Directed Studies Courses are intended to be an opportunity to offer current students training on subject matter not covered by other courses offered by the department. Similarly, training that would otherwise be occurring as part of the students own research experience and training in the lab (i.e. their own lab) and specific to their project, should not be converted to credits towards their graduate curriculum. If a course is to be established because the topic, objectives, and outcomes are not addressed elsewhere, we strongly encourage that the course be made available to other students to enhance learning opportunities for all.
Each student and faculty member will be required to review the guidelines below outlining the content and evaluation methods for creating a new Directed Studies Course and must complete a Directed Studies Form (found here).
The Faculty of Graduate Studies has expressed that the assignment of credits and evaluation of students requires a well defined set of parameters to ensure consistency.
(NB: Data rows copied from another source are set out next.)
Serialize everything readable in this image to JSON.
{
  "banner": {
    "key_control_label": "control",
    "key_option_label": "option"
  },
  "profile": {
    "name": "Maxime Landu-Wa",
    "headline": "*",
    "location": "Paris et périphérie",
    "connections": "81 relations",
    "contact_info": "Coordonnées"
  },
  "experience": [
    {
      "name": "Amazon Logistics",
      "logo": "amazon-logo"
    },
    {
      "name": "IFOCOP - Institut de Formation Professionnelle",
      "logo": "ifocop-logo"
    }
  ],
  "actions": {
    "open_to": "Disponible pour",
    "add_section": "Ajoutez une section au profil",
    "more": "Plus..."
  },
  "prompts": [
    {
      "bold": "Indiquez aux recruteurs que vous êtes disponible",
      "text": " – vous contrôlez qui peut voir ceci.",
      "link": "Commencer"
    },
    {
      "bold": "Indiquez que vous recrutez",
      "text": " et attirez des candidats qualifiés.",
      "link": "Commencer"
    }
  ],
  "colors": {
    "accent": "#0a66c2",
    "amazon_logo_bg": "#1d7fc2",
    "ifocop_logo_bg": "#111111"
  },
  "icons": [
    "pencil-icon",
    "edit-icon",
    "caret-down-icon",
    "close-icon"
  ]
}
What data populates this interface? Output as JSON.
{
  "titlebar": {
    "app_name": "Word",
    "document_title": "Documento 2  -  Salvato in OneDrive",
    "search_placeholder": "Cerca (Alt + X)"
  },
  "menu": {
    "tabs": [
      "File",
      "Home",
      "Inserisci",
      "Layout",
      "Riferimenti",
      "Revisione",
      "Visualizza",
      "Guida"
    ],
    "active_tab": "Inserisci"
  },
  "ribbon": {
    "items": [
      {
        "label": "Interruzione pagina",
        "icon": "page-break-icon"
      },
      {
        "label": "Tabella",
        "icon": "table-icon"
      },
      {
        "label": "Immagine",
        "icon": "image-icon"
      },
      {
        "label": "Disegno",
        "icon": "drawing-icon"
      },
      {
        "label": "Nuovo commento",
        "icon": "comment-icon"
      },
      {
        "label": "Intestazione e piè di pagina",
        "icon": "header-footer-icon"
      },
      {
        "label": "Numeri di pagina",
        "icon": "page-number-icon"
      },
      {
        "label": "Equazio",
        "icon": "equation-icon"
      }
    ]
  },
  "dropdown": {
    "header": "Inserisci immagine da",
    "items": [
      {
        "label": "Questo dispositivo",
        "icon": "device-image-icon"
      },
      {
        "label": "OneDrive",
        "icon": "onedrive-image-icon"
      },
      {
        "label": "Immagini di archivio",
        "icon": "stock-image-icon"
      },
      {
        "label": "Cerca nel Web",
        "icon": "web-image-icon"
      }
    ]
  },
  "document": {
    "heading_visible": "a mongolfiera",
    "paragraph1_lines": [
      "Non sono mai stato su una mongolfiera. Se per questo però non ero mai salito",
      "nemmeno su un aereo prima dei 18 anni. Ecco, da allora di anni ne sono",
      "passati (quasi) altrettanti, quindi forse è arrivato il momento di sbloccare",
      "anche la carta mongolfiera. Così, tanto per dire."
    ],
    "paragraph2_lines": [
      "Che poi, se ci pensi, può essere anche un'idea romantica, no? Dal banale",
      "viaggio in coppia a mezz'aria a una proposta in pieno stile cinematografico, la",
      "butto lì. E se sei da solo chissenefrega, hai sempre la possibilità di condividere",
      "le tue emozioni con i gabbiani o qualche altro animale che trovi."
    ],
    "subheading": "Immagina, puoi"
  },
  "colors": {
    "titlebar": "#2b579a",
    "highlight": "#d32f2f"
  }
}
The Curriculum committee have set the following guidelines in place, which we use as a point of review before recommending that a course be offered as a Directed Studies course for credit within our department.
They are the following:
- The directed studies sessions require a time table and objectives for each teaching session as well as learning outcomes. This includes a detailed schedule and outline of the sessions and topics to be covered.
- There must be comprehensive justification of the units and credits proposed, primarily through scheduling and workload.
- The evaluation criteria for any assessment of the student is to be well defined, and in as non-subjective a manner as possible. The supervisor should not be involved in the evaluation of their own student, and typically not solely responsible for the evaluation to avoid any perceived conflict of interest. The method of the evaluation should also be appropriate: as an example writing a review paper is not an acceptable learning outcome for directed studies.
If you are a faculty member the form must be filled out and returned to the Graduate Program Coordinator at least two months BEFORE the start of the semester to allow for sufficient time to advertise new course offerings to new and continuing students. Each course proposal will be reviewed by the Associate Director, Curriculum and approved by the Graduate Program Director.